Single-use PPE focuses on quality care in the short term, but creates challenges to the long-term health and sustainability of our communities.
While single-use PPE can be vital to preventing the spread of deadly infection, and has been particularly important to keep health-care staff, patients and visitors safe during the COVID-19 pandemic, there are opportunities for much of this waste to be safely diverted and reprocessed into other long-term plastic goods (i.e., automotive parts and construction materials).
The pandemic has generated high amounts of PPE waste due to a lack of efficient PPE recycling systems, says Marianne Dawson, Sustainability Consultant with the Energy and Environmental Sustainability team. “Most of the disposable PPE used in the health-care system is made from petroleum-based polymers, such as polypropylene, which are traditionally difficult to recycle and have a very low value on the open market. This said, much work has been done to advance the recyclability of these materials in the last year.”

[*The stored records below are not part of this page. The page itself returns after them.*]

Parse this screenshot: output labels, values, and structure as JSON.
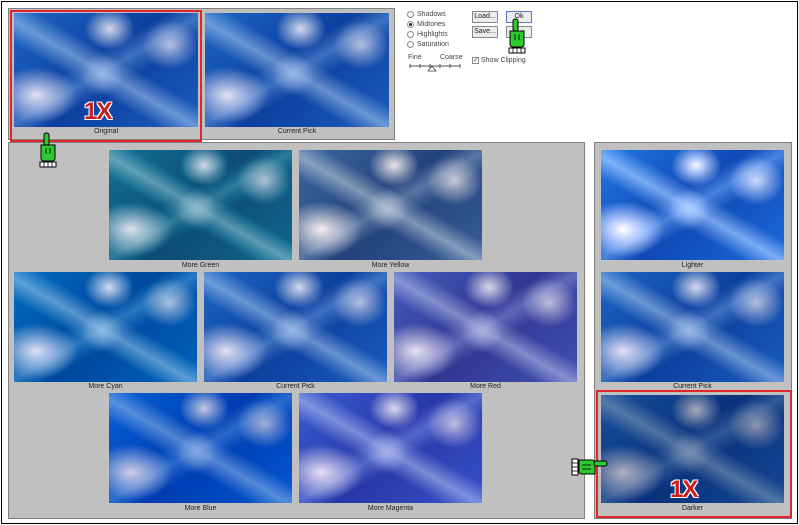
{
  "top_thumbs": {
    "original": "Original",
    "current_pick": "Current Pick"
  },
  "controls": {
    "radios": [
      {
        "label": "Shadows",
        "checked": false
      },
      {
        "label": "Midtones",
        "checked": true
      },
      {
        "label": "Highlights",
        "checked": false
      },
      {
        "label": "Saturation",
        "checked": false
      }
    ],
    "buttons": {
      "load": "Load...",
      "ok": "Ok",
      "save": "Save..."
    },
    "slider": {
      "fine": "Fine",
      "coarse": "Coarse"
    },
    "show_clipping": {
      "label": "Show Clipping",
      "checked": true
    }
  },
  "variations": {
    "more_green": "More Green",
    "more_yellow": "More Yellow",
    "more_cyan": "More Cyan",
    "current_pick": "Current Pick",
    "more_red": "More Red",
    "more_blue": "More Blue",
    "more_magenta": "More Magenta"
  },
  "brightness": {
    "lighter": "Lighter",
    "current_pick": "Current Pick",
    "darker": "Darker"
  },
  "annotations": {
    "onex_top": "1X",
    "onex_bottom": "1X"
  },
  "colors": {
    "highlight": "#e2252d",
    "hand": "#2ec92e",
    "panel": "#c0c0c0"
  }
}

In early 2021, some small PPE recycling pilot projects were undertaken at two Urgent and Primary Care Centres (UPCC) and two health-care sites in the Lower Mainland. In order to advance a province-wide approach, the Lower Mainland health organizations (LMHOs) have partnered with the Health Sector Pandemic PPE Recycling Working Group (with representation from the Ministry of Health, Provincial Health Services Authority and health authority specialists in sustainability, logistics and waste management), to find a solution that might give new life to PPE used in our facilities.
This collaborative PPE working group, along with the recycling company involved with the earlier pilots, Vitacore Industries Inc., are exploring opportunities to pilot PPE recycling in an acute-care setting. Members of this working group from the LMHOs are working with Support Services Team to assess how the LMHOs might participate in this innovative project.
The goal of the PPE recycling pilot is to demonstrate that this type of program is sustainable, the health-care system can make a greater contribution to the circular economy, and used PPE is a valuable feedstock for reprocessing into long-term plastic products that are not single use.
Many individual sites across B.C. are interested in recycling their used PPE and the pilots are being fast-tracked as quickly as possible. With that in mind, the recycling partner, Vitacore, has asked that the provincial working group be the main point of contact for B.C. health-care facilities.